Under the Red Flag Rules, more than 11 million financial institutions and service providers – from lenders and creditors to utility service providers and even hospitals – must take extra precautions to prevent identity thieves from applying for a loan, service, or medical attention using others’ personal information. These businesses have one more day to put their plans into writing and into practice. They must have procedures in place for quickly detecting and responding to the warning signs of ID theft – before processing the loan or credit application, or extending goods and services on credit. Supervisors must train staff to follow these new procedures, and the procedures must be periodically updated to combat the latest fraudulent methods and techniques. In short, businesses must prove that they are on perpetual high alert for signs of ID theft.
What are Red Flags?
Red flags can include a fraud alert or credit freeze placed on a consumer’s credit report, altered or forged documents, lack of correlation between Social Security number range and date of birth, and the list goes on. Some of the warning signs seem fairly obvious, but the new law requires businesses to not just identify these flags, but also take immediate action against them – before the credit or service is issued. Identity Theft 911’s latest newsletter provides additional useful information on becoming Red-Flag-Rules compliant.

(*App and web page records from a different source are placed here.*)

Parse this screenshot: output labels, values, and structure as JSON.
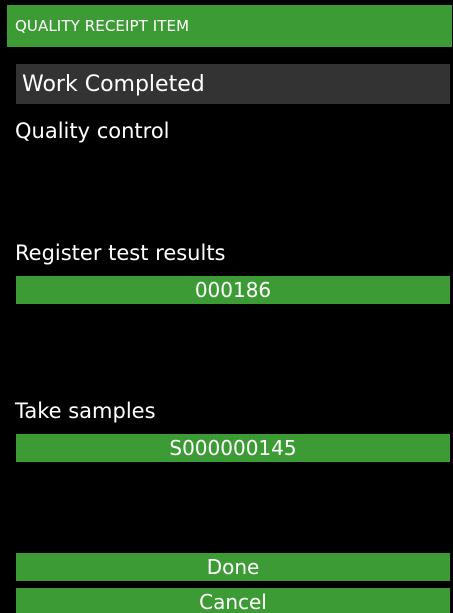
{
  "header": {
    "title": "QUALITY RECEIPT ITEM"
  },
  "status": {
    "value": "Work Completed"
  },
  "sections": {
    "quality_control_label": "Quality control",
    "register_test_results_label": "Register test results",
    "register_test_results_value": "000186",
    "take_samples_label": "Take samples",
    "take_samples_value": "S000000145"
  },
  "actions": {
    "done_label": "Done",
    "cancel_label": "Cancel"
  },
  "colors": {
    "accent_green": "#3d9b35",
    "field_gray": "#333333",
    "background": "#000000",
    "text": "#ffffff"
  }
}
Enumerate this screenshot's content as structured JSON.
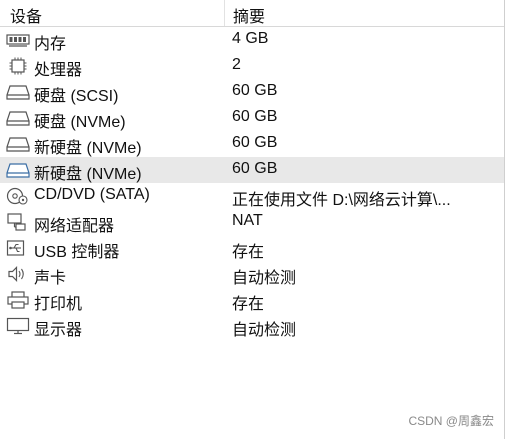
{
  "header": {
    "device_col": "设备",
    "summary_col": "摘要"
  },
  "devices": [
    {
      "icon": "memory-icon",
      "name": "内存",
      "summary": "4 GB"
    },
    {
      "icon": "processor-icon",
      "name": "处理器",
      "summary": "2"
    },
    {
      "icon": "hard-disk-icon",
      "name": "硬盘 (SCSI)",
      "summary": "60 GB"
    },
    {
      "icon": "hard-disk-icon",
      "name": "硬盘 (NVMe)",
      "summary": "60 GB"
    },
    {
      "icon": "hard-disk-icon",
      "name": "新硬盘 (NVMe)",
      "summary": "60 GB"
    },
    {
      "icon": "hard-disk-icon",
      "name": "新硬盘 (NVMe)",
      "summary": "60 GB",
      "selected": true
    },
    {
      "icon": "cd-dvd-icon",
      "name": "CD/DVD (SATA)",
      "summary": "正在使用文件 D:\\网络云计算\\..."
    },
    {
      "icon": "network-adapter-icon",
      "name": "网络适配器",
      "summary": "NAT"
    },
    {
      "icon": "usb-icon",
      "name": "USB 控制器",
      "summary": "存在"
    },
    {
      "icon": "sound-card-icon",
      "name": "声卡",
      "summary": "自动检测"
    },
    {
      "icon": "printer-icon",
      "name": "打印机",
      "summary": "存在"
    },
    {
      "icon": "display-icon",
      "name": "显示器",
      "summary": "自动检测"
    }
  ],
  "watermark": "CSDN @周鑫宏"
}
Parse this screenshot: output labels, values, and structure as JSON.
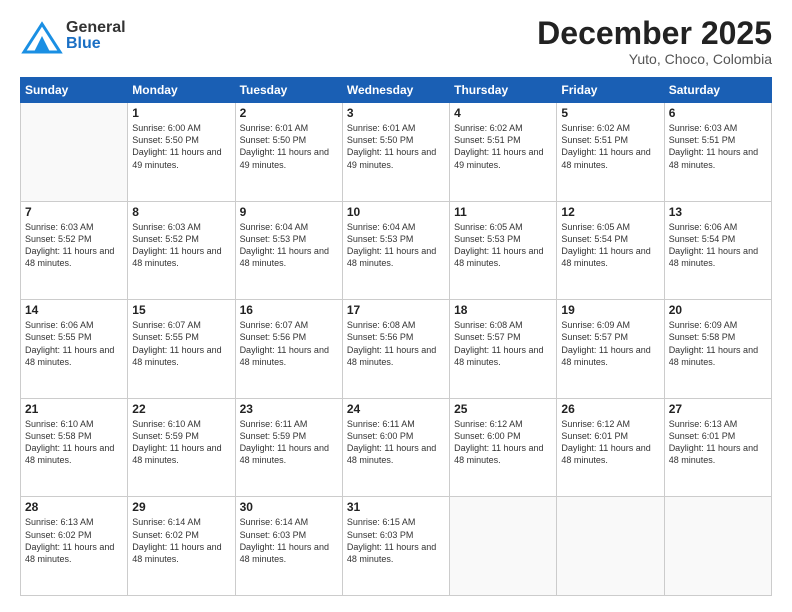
{
  "header": {
    "logo": {
      "line1": "General",
      "line2": "Blue"
    },
    "title": "December 2025",
    "location": "Yuto, Choco, Colombia"
  },
  "calendar": {
    "days_of_week": [
      "Sunday",
      "Monday",
      "Tuesday",
      "Wednesday",
      "Thursday",
      "Friday",
      "Saturday"
    ],
    "weeks": [
      [
        {
          "day": "",
          "info": ""
        },
        {
          "day": "1",
          "info": "Sunrise: 6:00 AM\nSunset: 5:50 PM\nDaylight: 11 hours\nand 49 minutes."
        },
        {
          "day": "2",
          "info": "Sunrise: 6:01 AM\nSunset: 5:50 PM\nDaylight: 11 hours\nand 49 minutes."
        },
        {
          "day": "3",
          "info": "Sunrise: 6:01 AM\nSunset: 5:50 PM\nDaylight: 11 hours\nand 49 minutes."
        },
        {
          "day": "4",
          "info": "Sunrise: 6:02 AM\nSunset: 5:51 PM\nDaylight: 11 hours\nand 49 minutes."
        },
        {
          "day": "5",
          "info": "Sunrise: 6:02 AM\nSunset: 5:51 PM\nDaylight: 11 hours\nand 48 minutes."
        },
        {
          "day": "6",
          "info": "Sunrise: 6:03 AM\nSunset: 5:51 PM\nDaylight: 11 hours\nand 48 minutes."
        }
      ],
      [
        {
          "day": "7",
          "info": "Sunrise: 6:03 AM\nSunset: 5:52 PM\nDaylight: 11 hours\nand 48 minutes."
        },
        {
          "day": "8",
          "info": "Sunrise: 6:03 AM\nSunset: 5:52 PM\nDaylight: 11 hours\nand 48 minutes."
        },
        {
          "day": "9",
          "info": "Sunrise: 6:04 AM\nSunset: 5:53 PM\nDaylight: 11 hours\nand 48 minutes."
        },
        {
          "day": "10",
          "info": "Sunrise: 6:04 AM\nSunset: 5:53 PM\nDaylight: 11 hours\nand 48 minutes."
        },
        {
          "day": "11",
          "info": "Sunrise: 6:05 AM\nSunset: 5:53 PM\nDaylight: 11 hours\nand 48 minutes."
        },
        {
          "day": "12",
          "info": "Sunrise: 6:05 AM\nSunset: 5:54 PM\nDaylight: 11 hours\nand 48 minutes."
        },
        {
          "day": "13",
          "info": "Sunrise: 6:06 AM\nSunset: 5:54 PM\nDaylight: 11 hours\nand 48 minutes."
        }
      ],
      [
        {
          "day": "14",
          "info": "Sunrise: 6:06 AM\nSunset: 5:55 PM\nDaylight: 11 hours\nand 48 minutes."
        },
        {
          "day": "15",
          "info": "Sunrise: 6:07 AM\nSunset: 5:55 PM\nDaylight: 11 hours\nand 48 minutes."
        },
        {
          "day": "16",
          "info": "Sunrise: 6:07 AM\nSunset: 5:56 PM\nDaylight: 11 hours\nand 48 minutes."
        },
        {
          "day": "17",
          "info": "Sunrise: 6:08 AM\nSunset: 5:56 PM\nDaylight: 11 hours\nand 48 minutes."
        },
        {
          "day": "18",
          "info": "Sunrise: 6:08 AM\nSunset: 5:57 PM\nDaylight: 11 hours\nand 48 minutes."
        },
        {
          "day": "19",
          "info": "Sunrise: 6:09 AM\nSunset: 5:57 PM\nDaylight: 11 hours\nand 48 minutes."
        },
        {
          "day": "20",
          "info": "Sunrise: 6:09 AM\nSunset: 5:58 PM\nDaylight: 11 hours\nand 48 minutes."
        }
      ],
      [
        {
          "day": "21",
          "info": "Sunrise: 6:10 AM\nSunset: 5:58 PM\nDaylight: 11 hours\nand 48 minutes."
        },
        {
          "day": "22",
          "info": "Sunrise: 6:10 AM\nSunset: 5:59 PM\nDaylight: 11 hours\nand 48 minutes."
        },
        {
          "day": "23",
          "info": "Sunrise: 6:11 AM\nSunset: 5:59 PM\nDaylight: 11 hours\nand 48 minutes."
        },
        {
          "day": "24",
          "info": "Sunrise: 6:11 AM\nSunset: 6:00 PM\nDaylight: 11 hours\nand 48 minutes."
        },
        {
          "day": "25",
          "info": "Sunrise: 6:12 AM\nSunset: 6:00 PM\nDaylight: 11 hours\nand 48 minutes."
        },
        {
          "day": "26",
          "info": "Sunrise: 6:12 AM\nSunset: 6:01 PM\nDaylight: 11 hours\nand 48 minutes."
        },
        {
          "day": "27",
          "info": "Sunrise: 6:13 AM\nSunset: 6:01 PM\nDaylight: 11 hours\nand 48 minutes."
        }
      ],
      [
        {
          "day": "28",
          "info": "Sunrise: 6:13 AM\nSunset: 6:02 PM\nDaylight: 11 hours\nand 48 minutes."
        },
        {
          "day": "29",
          "info": "Sunrise: 6:14 AM\nSunset: 6:02 PM\nDaylight: 11 hours\nand 48 minutes."
        },
        {
          "day": "30",
          "info": "Sunrise: 6:14 AM\nSunset: 6:03 PM\nDaylight: 11 hours\nand 48 minutes."
        },
        {
          "day": "31",
          "info": "Sunrise: 6:15 AM\nSunset: 6:03 PM\nDaylight: 11 hours\nand 48 minutes."
        },
        {
          "day": "",
          "info": ""
        },
        {
          "day": "",
          "info": ""
        },
        {
          "day": "",
          "info": ""
        }
      ]
    ]
  }
}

Mixed response to the Rules from the healthcare community
The American Medical Association and over 20 other medical societies are protesting the new government-mandated requirement. They feel that the Rules should be limited to financial institutions, utility companies, auto lenders, and other true “creditors.” But the FTC argues that medical providers are creditors too, since they extend healthcare services to patients before collecting payment. And with 373,000 victims of medical identity theft each year, it seems sensible to require medical providers to do their part in preventing the crime.
Amidst the grunts and groans about the new government-mandated requirement, there are medical offices that are finding the Rules easier to implement than they originally thought. Often, simply tweaking privacy practices already in place through HIPAA (Health Insurance Portability and Accountability Act) will make an office Red-Flag-Rules compliant.
As Janet Compagna of Pediatric Healthcare Associates says, “Your first reaction when you hear about it is ‘This is more work, and who’s going to do it?’ But once you start peeling back the layers of that onion, I think you’ll find that these rules really are just an enhancement of HIPAA. If you have a good HIPAA program in place, you don’t have to start from scratch.”
Of course, time will tell how effective the Rules really are in curbing ID theft, what wrinkles need to be ironed out in their implementation, and how strictly the FTC enforces compliance. As a patient, a consumer, or a borrower, you may experience an additional level of scrutiny before receiving medical care or credit. But know that it’s ultimately for your protection.